#### [EXERCISE REQUIREMENTS]
Write the records out again without change. Leave the pictures behind.

MATERIAL PROVIDED: Begin

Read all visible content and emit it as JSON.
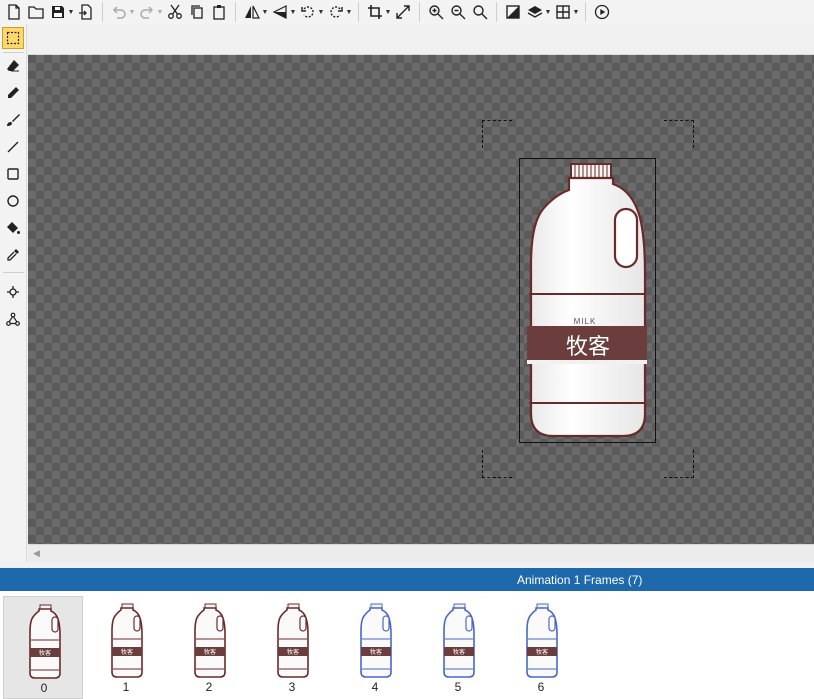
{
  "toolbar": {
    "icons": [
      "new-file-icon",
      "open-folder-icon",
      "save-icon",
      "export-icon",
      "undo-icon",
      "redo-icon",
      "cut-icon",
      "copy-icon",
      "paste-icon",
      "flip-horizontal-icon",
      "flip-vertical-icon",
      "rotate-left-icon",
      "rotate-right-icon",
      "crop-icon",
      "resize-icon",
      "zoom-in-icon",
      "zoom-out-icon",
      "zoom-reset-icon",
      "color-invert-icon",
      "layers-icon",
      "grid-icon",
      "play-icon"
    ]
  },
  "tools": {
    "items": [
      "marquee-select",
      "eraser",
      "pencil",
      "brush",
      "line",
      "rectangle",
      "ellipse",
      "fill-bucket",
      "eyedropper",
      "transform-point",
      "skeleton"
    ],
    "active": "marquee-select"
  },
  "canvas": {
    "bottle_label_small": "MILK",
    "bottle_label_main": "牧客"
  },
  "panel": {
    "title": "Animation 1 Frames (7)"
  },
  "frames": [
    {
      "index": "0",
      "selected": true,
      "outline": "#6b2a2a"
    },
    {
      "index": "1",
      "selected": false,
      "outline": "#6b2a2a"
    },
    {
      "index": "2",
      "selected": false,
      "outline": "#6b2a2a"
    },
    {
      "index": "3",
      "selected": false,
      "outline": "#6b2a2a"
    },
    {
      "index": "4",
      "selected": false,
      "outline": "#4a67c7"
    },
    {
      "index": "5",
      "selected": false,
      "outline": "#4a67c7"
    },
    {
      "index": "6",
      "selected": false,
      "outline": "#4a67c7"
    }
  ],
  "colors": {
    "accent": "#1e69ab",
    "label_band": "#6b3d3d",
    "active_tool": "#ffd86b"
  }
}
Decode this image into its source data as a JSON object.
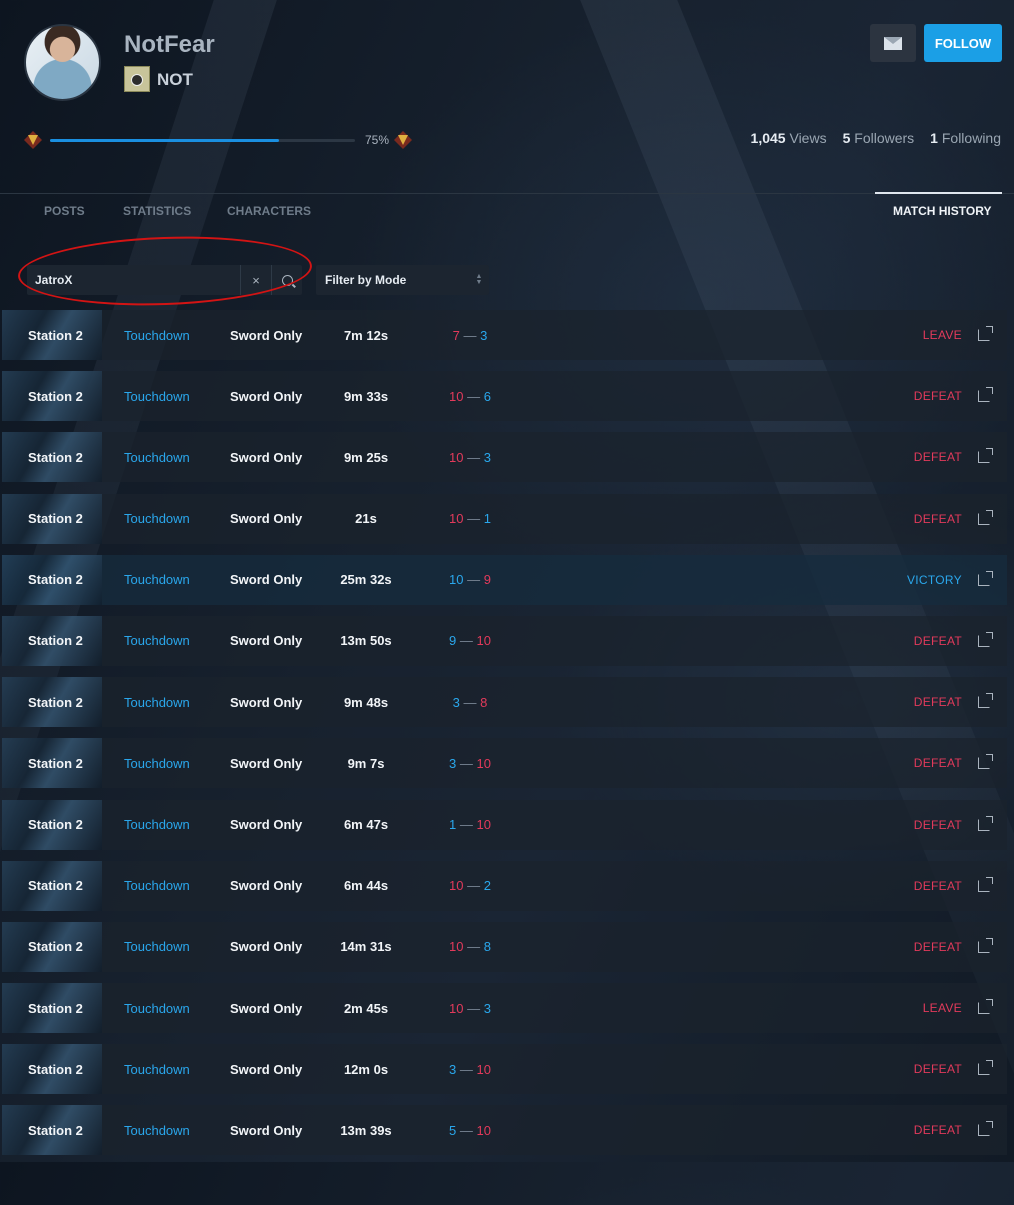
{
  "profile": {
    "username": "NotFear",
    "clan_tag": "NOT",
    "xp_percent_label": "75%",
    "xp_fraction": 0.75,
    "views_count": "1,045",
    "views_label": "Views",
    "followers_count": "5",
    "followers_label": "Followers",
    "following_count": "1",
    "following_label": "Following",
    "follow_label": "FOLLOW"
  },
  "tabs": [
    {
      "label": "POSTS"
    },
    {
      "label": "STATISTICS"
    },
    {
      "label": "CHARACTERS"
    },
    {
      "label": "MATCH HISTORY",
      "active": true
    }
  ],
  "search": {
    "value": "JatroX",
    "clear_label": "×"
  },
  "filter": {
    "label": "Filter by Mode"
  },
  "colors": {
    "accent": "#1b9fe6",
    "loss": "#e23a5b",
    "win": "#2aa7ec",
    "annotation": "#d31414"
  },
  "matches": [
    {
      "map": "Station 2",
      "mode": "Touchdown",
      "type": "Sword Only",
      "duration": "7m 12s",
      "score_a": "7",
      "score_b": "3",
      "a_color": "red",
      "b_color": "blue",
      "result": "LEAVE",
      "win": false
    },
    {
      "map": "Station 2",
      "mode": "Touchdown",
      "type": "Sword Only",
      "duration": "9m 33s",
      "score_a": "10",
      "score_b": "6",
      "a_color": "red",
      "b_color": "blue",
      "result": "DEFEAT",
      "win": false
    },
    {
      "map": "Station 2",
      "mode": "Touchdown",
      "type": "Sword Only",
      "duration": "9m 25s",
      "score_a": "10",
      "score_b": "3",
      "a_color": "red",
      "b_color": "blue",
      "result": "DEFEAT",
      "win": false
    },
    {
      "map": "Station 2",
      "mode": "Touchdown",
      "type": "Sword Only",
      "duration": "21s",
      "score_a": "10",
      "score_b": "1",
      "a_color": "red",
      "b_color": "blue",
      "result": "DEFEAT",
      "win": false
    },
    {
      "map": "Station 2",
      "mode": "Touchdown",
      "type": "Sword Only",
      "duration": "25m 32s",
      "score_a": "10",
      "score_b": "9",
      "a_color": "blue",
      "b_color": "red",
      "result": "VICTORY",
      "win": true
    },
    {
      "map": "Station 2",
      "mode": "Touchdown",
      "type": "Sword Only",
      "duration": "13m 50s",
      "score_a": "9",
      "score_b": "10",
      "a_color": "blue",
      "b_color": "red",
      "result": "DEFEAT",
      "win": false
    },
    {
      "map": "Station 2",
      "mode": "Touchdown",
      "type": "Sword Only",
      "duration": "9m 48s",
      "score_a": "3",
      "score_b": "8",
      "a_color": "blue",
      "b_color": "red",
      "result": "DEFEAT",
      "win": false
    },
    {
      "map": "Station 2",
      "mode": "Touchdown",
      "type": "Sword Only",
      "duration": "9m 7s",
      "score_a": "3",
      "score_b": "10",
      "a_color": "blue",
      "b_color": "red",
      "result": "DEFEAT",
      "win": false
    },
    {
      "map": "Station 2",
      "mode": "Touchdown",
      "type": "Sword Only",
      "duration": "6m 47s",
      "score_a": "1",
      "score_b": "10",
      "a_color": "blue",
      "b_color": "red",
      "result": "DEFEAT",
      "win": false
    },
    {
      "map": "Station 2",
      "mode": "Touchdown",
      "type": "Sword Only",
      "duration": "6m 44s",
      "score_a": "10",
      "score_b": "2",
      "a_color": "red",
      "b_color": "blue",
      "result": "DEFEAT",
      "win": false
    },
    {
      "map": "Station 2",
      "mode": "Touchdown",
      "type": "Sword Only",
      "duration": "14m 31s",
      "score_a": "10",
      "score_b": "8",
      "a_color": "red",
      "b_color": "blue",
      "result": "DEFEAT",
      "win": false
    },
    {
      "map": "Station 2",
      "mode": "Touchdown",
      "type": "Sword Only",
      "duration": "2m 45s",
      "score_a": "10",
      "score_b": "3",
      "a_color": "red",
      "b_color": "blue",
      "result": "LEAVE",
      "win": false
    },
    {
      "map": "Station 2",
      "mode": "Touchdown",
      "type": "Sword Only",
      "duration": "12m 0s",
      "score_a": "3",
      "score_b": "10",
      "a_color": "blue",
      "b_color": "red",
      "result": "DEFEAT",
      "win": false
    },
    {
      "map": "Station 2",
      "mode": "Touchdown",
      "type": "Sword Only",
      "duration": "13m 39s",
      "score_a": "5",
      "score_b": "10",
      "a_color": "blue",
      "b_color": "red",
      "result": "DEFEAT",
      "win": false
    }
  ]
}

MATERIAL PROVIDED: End

#### [FINISHED EXERCISE]
Read all visible content and emit it as JSON.
{
  "toolbar": {
    "icons": [
      "new-file-icon",
      "open-folder-icon",
      "save-icon",
      "export-icon",
      "undo-icon",
      "redo-icon",
      "cut-icon",
      "copy-icon",
      "paste-icon",
      "flip-horizontal-icon",
      "flip-vertical-icon",
      "rotate-left-icon",
      "rotate-right-icon",
      "crop-icon",
      "resize-icon",
      "zoom-in-icon",
      "zoom-out-icon",
      "zoom-reset-icon",
      "color-invert-icon",
      "layers-icon",
      "grid-icon",
      "play-icon"
    ]
  },
  "tools": {
    "items": [
      "marquee-select",
      "eraser",
      "pencil",
      "brush",
      "line",
      "rectangle",
      "ellipse",
      "fill-bucket",
      "eyedropper",
      "transform-point",
      "skeleton"
    ],
    "active": "marquee-select"
  },
  "canvas": {
    "bottle_label_small": "MILK",
    "bottle_label_main": "牧客"
  },
  "panel": {
    "title": "Animation 1 Frames (7)"
  },
  "frames": [
    {
      "index": "0",
      "selected": true,
      "outline": "#6b2a2a"
    },
    {
      "index": "1",
      "selected": false,
      "outline": "#6b2a2a"
    },
    {
      "index": "2",
      "selected": false,
      "outline": "#6b2a2a"
    },
    {
      "index": "3",
      "selected": false,
      "outline": "#6b2a2a"
    },
    {
      "index": "4",
      "selected": false,
      "outline": "#4a67c7"
    },
    {
      "index": "5",
      "selected": false,
      "outline": "#4a67c7"
    },
    {
      "index": "6",
      "selected": false,
      "outline": "#4a67c7"
    }
  ],
  "colors": {
    "accent": "#1e69ab",
    "label_band": "#6b3d3d",
    "active_tool": "#ffd86b"
  }
}
Decode this image into its source data as a JSON object.
{
  "profile": {
    "username": "NotFear",
    "clan_tag": "NOT",
    "xp_percent_label": "75%",
    "xp_fraction": 0.75,
    "views_count": "1,045",
    "views_label": "Views",
    "followers_count": "5",
    "followers_label": "Followers",
    "following_count": "1",
    "following_label": "Following",
    "follow_label": "FOLLOW"
  },
  "tabs": [
    {
      "label": "POSTS"
    },
    {
      "label": "STATISTICS"
    },
    {
      "label": "CHARACTERS"
    },
    {
      "label": "MATCH HISTORY",
      "active": true
    }
  ],
  "search": {
    "value": "JatroX",
    "clear_label": "×"
  },
  "filter": {
    "label": "Filter by Mode"
  },
  "colors": {
    "accent": "#1b9fe6",
    "loss": "#e23a5b",
    "win": "#2aa7ec",
    "annotation": "#d31414"
  },
  "matches": [
    {
      "map": "Station 2",
      "mode": "Touchdown",
      "type": "Sword Only",
      "duration": "7m 12s",
      "score_a": "7",
      "score_b": "3",
      "a_color": "red",
      "b_color": "blue",
      "result": "LEAVE",
      "win": false
    },
    {
      "map": "Station 2",
      "mode": "Touchdown",
      "type": "Sword Only",
      "duration": "9m 33s",
      "score_a": "10",
      "score_b": "6",
      "a_color": "red",
      "b_color": "blue",
      "result": "DEFEAT",
      "win": false
    },
    {
      "map": "Station 2",
      "mode": "Touchdown",
      "type": "Sword Only",
      "duration": "9m 25s",
      "score_a": "10",
      "score_b": "3",
      "a_color": "red",
      "b_color": "blue",
      "result": "DEFEAT",
      "win": false
    },
    {
      "map": "Station 2",
      "mode": "Touchdown",
      "type": "Sword Only",
      "duration": "21s",
      "score_a": "10",
      "score_b": "1",
      "a_color": "red",
      "b_color": "blue",
      "result": "DEFEAT",
      "win": false
    },
    {
      "map": "Station 2",
      "mode": "Touchdown",
      "type": "Sword Only",
      "duration": "25m 32s",
      "score_a": "10",
      "score_b": "9",
      "a_color": "blue",
      "b_color": "red",
      "result": "VICTORY",
      "win": true
    },
    {
      "map": "Station 2",
      "mode": "Touchdown",
      "type": "Sword Only",
      "duration": "13m 50s",
      "score_a": "9",
      "score_b": "10",
      "a_color": "blue",
      "b_color": "red",
      "result": "DEFEAT",
      "win": false
    },
    {
      "map": "Station 2",
      "mode": "Touchdown",
      "type": "Sword Only",
      "duration": "9m 48s",
      "score_a": "3",
      "score_b": "8",
      "a_color": "blue",
      "b_color": "red",
      "result": "DEFEAT",
      "win": false
    },
    {
      "map": "Station 2",
      "mode": "Touchdown",
      "type": "Sword Only",
      "duration": "9m 7s",
      "score_a": "3",
      "score_b": "10",
      "a_color": "blue",
      "b_color": "red",
      "result": "DEFEAT",
      "win": false
    },
    {
      "map": "Station 2",
      "mode": "Touchdown",
      "type": "Sword Only",
      "duration": "6m 47s",
      "score_a": "1",
      "score_b": "10",
      "a_color": "blue",
      "b_color": "red",
      "result": "DEFEAT",
      "win": false
    },
    {
      "map": "Station 2",
      "mode": "Touchdown",
      "type": "Sword Only",
      "duration": "6m 44s",
      "score_a": "10",
      "score_b": "2",
      "a_color": "red",
      "b_color": "blue",
      "result": "DEFEAT",
      "win": false
    },
    {
      "map": "Station 2",
      "mode": "Touchdown",
      "type": "Sword Only",
      "duration": "14m 31s",
      "score_a": "10",
      "score_b": "8",
      "a_color": "red",
      "b_color": "blue",
      "result": "DEFEAT",
      "win": false
    },
    {
      "map": "Station 2",
      "mode": "Touchdown",
      "type": "Sword Only",
      "duration": "2m 45s",
      "score_a": "10",
      "score_b": "3",
      "a_color": "red",
      "b_color": "blue",
      "result": "LEAVE",
      "win": false
    },
    {
      "map": "Station 2",
      "mode": "Touchdown",
      "type": "Sword Only",
      "duration": "12m 0s",
      "score_a": "3",
      "score_b": "10",
      "a_color": "blue",
      "b_color": "red",
      "result": "DEFEAT",
      "win": false
    },
    {
      "map": "Station 2",
      "mode": "Touchdown",
      "type": "Sword Only",
      "duration": "13m 39s",
      "score_a": "5",
      "score_b": "10",
      "a_color": "blue",
      "b_color": "red",
      "result": "DEFEAT",
      "win": false
    }
  ]
}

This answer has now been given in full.